If you are using two-way issue tracker integrations, you’ll need to let your Bugsnag On-premise instance know the webhook hostname you’ve chosen by editing the
WEBHOOK_HOST setting in
The Bugsnag dashboard on your Bugsnag On-premise instance by default is available via HTTP. You can make the dashboard automatically redirect to HTTPS by adding the following setting to
If you are running an external load balancer to proxy your Bugsnag On-premise instance with SSL make sure the
X-Forwarded-Proto header is set to
https by the load balancer.
You can also setup your own proxy using Nginx.
By default, the admin email address is available from the login page so that new users can request an account. If you don’t want this to be displayed, add the following setting to
If you want to use a different email address for new users to request an account from, add the following setting to
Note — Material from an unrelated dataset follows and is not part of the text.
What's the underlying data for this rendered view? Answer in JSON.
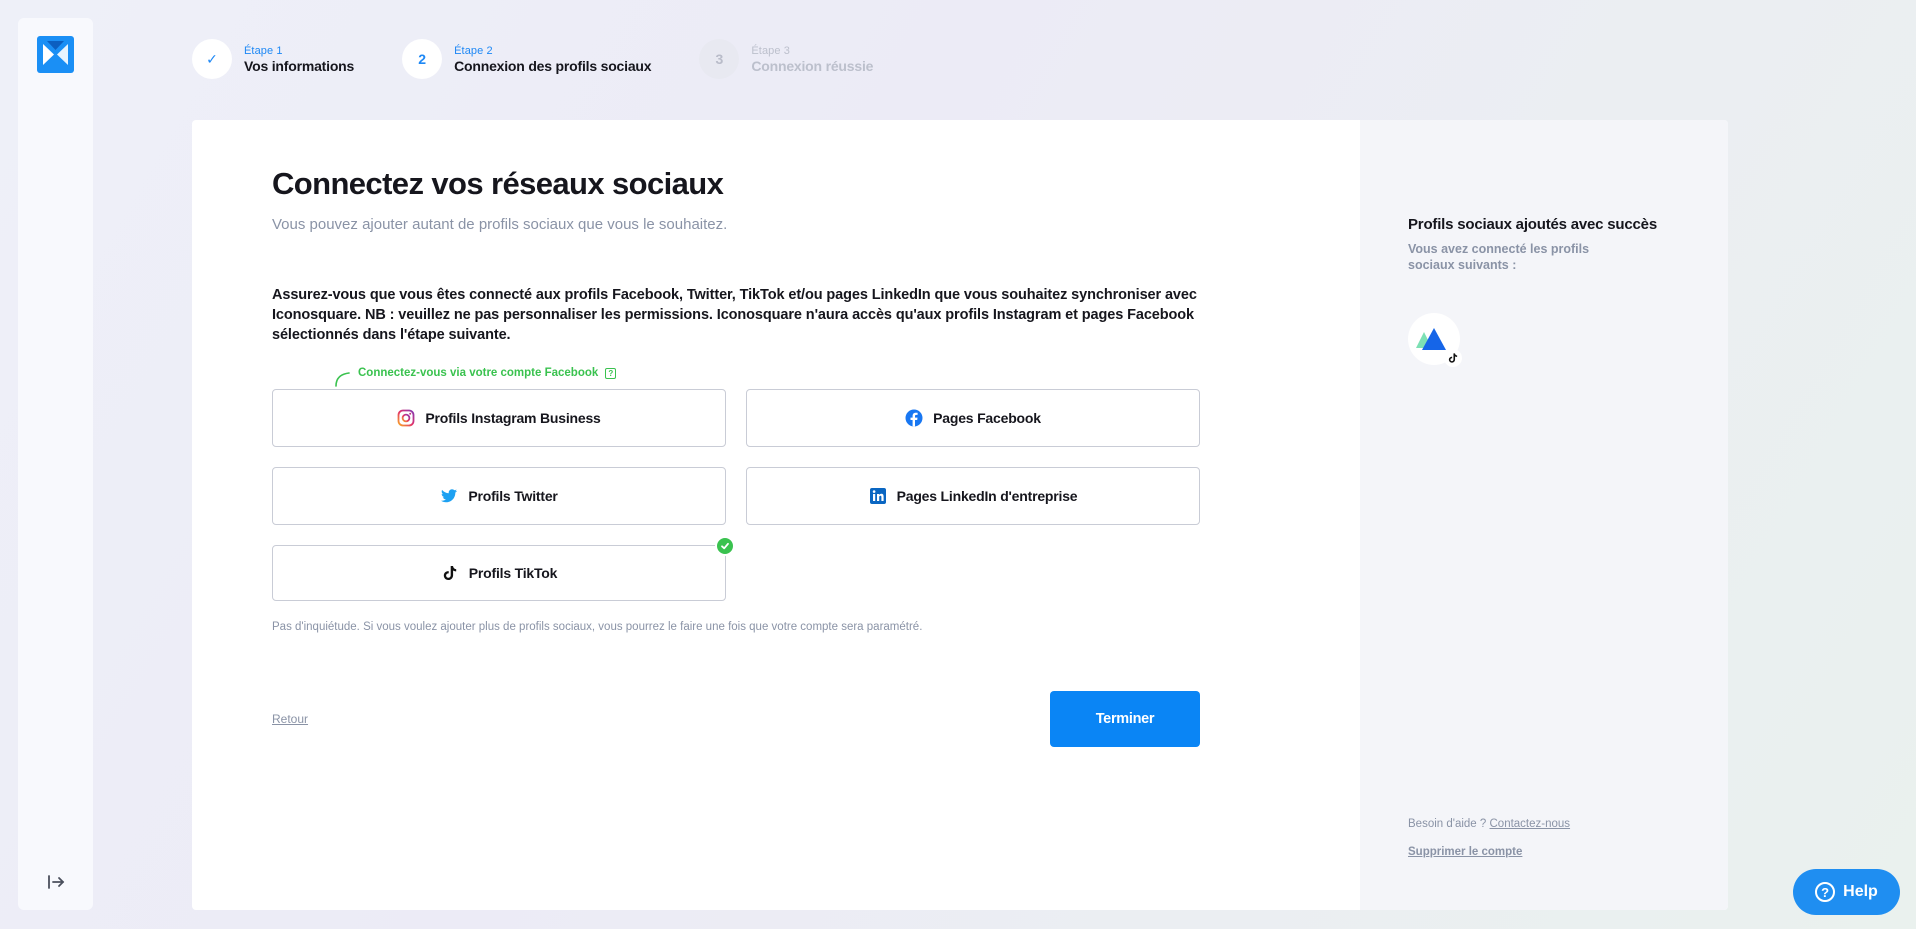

By default we limit event processing to just over 100 events per minute per project. Anything above that rate in a minute is throttled and not saved. You can adjust that rate by adding the following setting to
Now you’ve installed and configured Bugsnag, you’ll need to start the Bugsnag apps. This may take around 5 minutes the first time:
$ sudo bugsnag start
To check Bugsnag’s status as it boots, you can run the following command:
$ sudo bugsnag status
When all services are marked as up, your Bugsnag installation is complete.
Now Bugsnag is running, you should be able to access the Bugsnag dashboard, where you’ll need to create your account and first project.
Visit your Bugsnag dashboard in a web browser (available by default at x.x.x.x:49080) to set up your account and create projects for each of the applications you wish to monitor.
By default, Bugsnag reporting libraries will send errors to notify.bugsnag.com, so you’ll need to configure your applications to send errors to your On-premise installation, at the hostname/port you configured for the Bugsnag Event Server endpoint above.
For example, in Ruby apps:
Bugsnag.configure do |config| config.api_key = "your-api-key" config.endpoint = "notify.bugsnag.internal.example.com" end
<script src="//d2wy8f7a9ursnm.cloudfront.net/bugsnag-3.min.js" data-apikey="YOUR-API-KEY-HERE" data-endpoint="https://notify.bugsnag.internal.example.com/js"></script>
Check the documentation for your library for details.
If you’re developing iOS/macOS applications, you’ll need to configure Xcode to send debug symbols to your On-premise installation, at the hostname/port you configured for the Bugsnag Upload Server endpoint above.
See the dSYM Upload API for how to configure this.
If you’re developing Android applications which are obfuscated using ProGuard, you’ll need to configure the Bugsnag Gradle Plugin to upload ProGuard mapping files to your On-premise installation, at the hostname/port you configured above for the Bugsnag Upload Server endpoint above.
See the custom endpoints for details.